Collectively, American kids simultaneously don’t have enough to eat, and are eating too much unhealthy food. Biden’s plan would tackle these twin problems by expanding a few existing programs. It would spend $25 billion to expand Summer EBT that the Biden administration just chose to continue for two more summers, a program akin to the Pandemic EBT program, permanently to all eligible children nationwide, ensuring that they have enough to eat even when school—where two meals a day are served—isn’t in session.
The proposal would also make meals free to all students at high-poverty schools, removing the need to apply and ensuring that schools are reimbursed at a level that covers the cost of the meals themselves. If enacted, 9.3 million more kids (70 percent of whom are in elementary school) would receive free meals. It would also launch a new $1 billion healthy foods incentive demonstration to support schools expanding healthy food offerings.
It would make a slew of very progressive changes to the tax system that would give parents cash.

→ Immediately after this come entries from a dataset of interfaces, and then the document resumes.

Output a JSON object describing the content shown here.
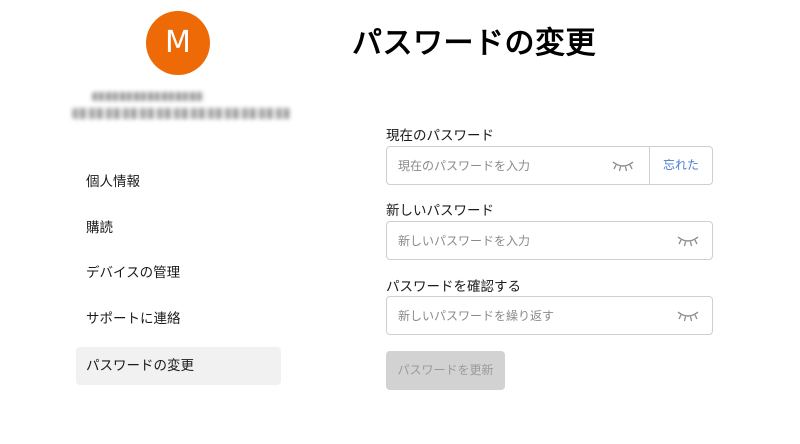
{
  "sidebar": {
    "avatar_letter": "M",
    "nav_items": [
      {
        "label": "個人情報"
      },
      {
        "label": "購読"
      },
      {
        "label": "デバイスの管理"
      },
      {
        "label": "サポートに連絡"
      },
      {
        "label": "パスワードの変更",
        "active": true
      }
    ]
  },
  "main": {
    "title": "パスワードの変更",
    "current_password": {
      "label": "現在のパスワード",
      "placeholder": "現在のパスワードを入力",
      "forgot_label": "忘れた"
    },
    "new_password": {
      "label": "新しいパスワード",
      "placeholder": "新しいパスワードを入力"
    },
    "confirm_password": {
      "label": "パスワードを確認する",
      "placeholder": "新しいパスワードを繰り返す"
    },
    "submit_label": "パスワードを更新"
  },
  "colors": {
    "avatar_bg": "#ee6a07",
    "link": "#4a7bd0",
    "active_nav_bg": "#f1f1f1",
    "disabled_button_bg": "#d2d2d2"
  },
  "icons": {
    "password_toggle": "eye-closed-icon"
  }
}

The American Rescue Plan beefed up Affordable Care Act subsidies for two years; the American Families Plan would make those premium reductions permanent at a price tag of $200 billion. It would similarly extend the expanded Child Tax Credit through 2025, make permanent the expanded Earned Income Tax Credit and another tax credit that helps families pay for childcare.

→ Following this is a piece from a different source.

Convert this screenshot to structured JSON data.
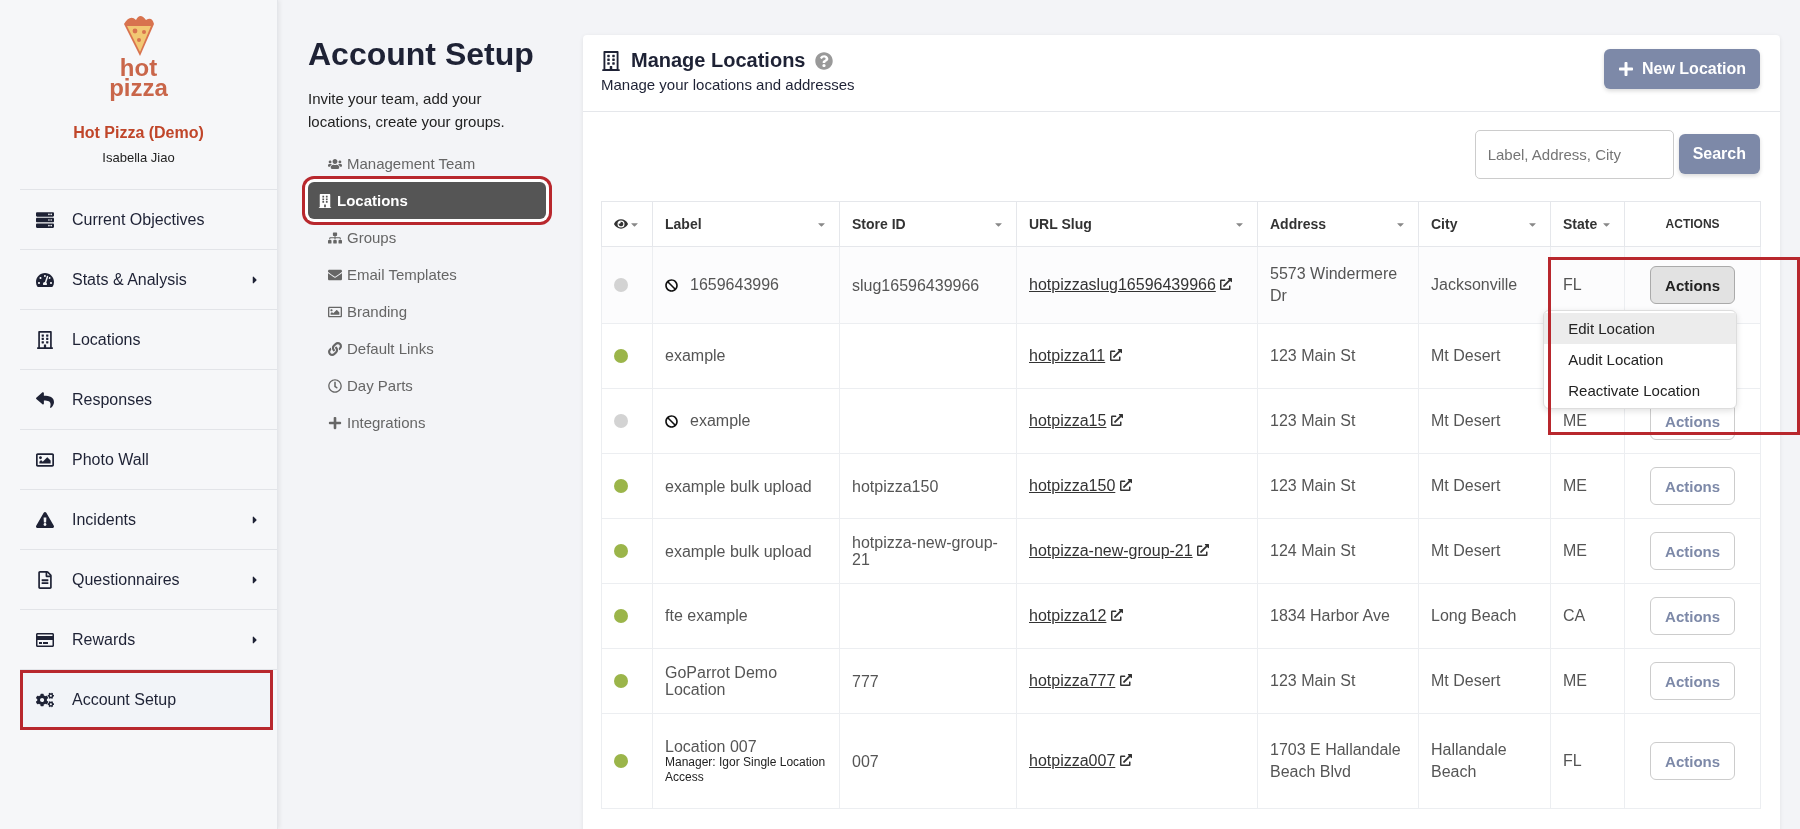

These changes would benefit low- and middle-income earners, and they (along with the rest of this plan) would largely be paid for with tax increases on the wealthy. The top marginal income tax rate would go from 37 to 39.6 percent, the capital gains tax would increase dramatically, and multiple loopholes that benefit the wealthy would be closed. Biden’s plan would also ensure that everyone making $400,000 or more pays a 3.8 percent Medicare tax on their earnings.
And beyond the tax code itself, Biden’s plan would seek to ensure that the wealthy pay their fair share of taxes. After years of cuts to its budget, the IRS would receive a cash infusion that would allow it to enforce tax laws on those with the highest incomes and require financial institutions to report information on account flows, treating the now opaque ways the rich earn income with a similar level of oversight as current wage reporting systems.
The administration estimates that these changes would mean collecting $700 billion in taxes that otherwise would not have been paid over the next decade.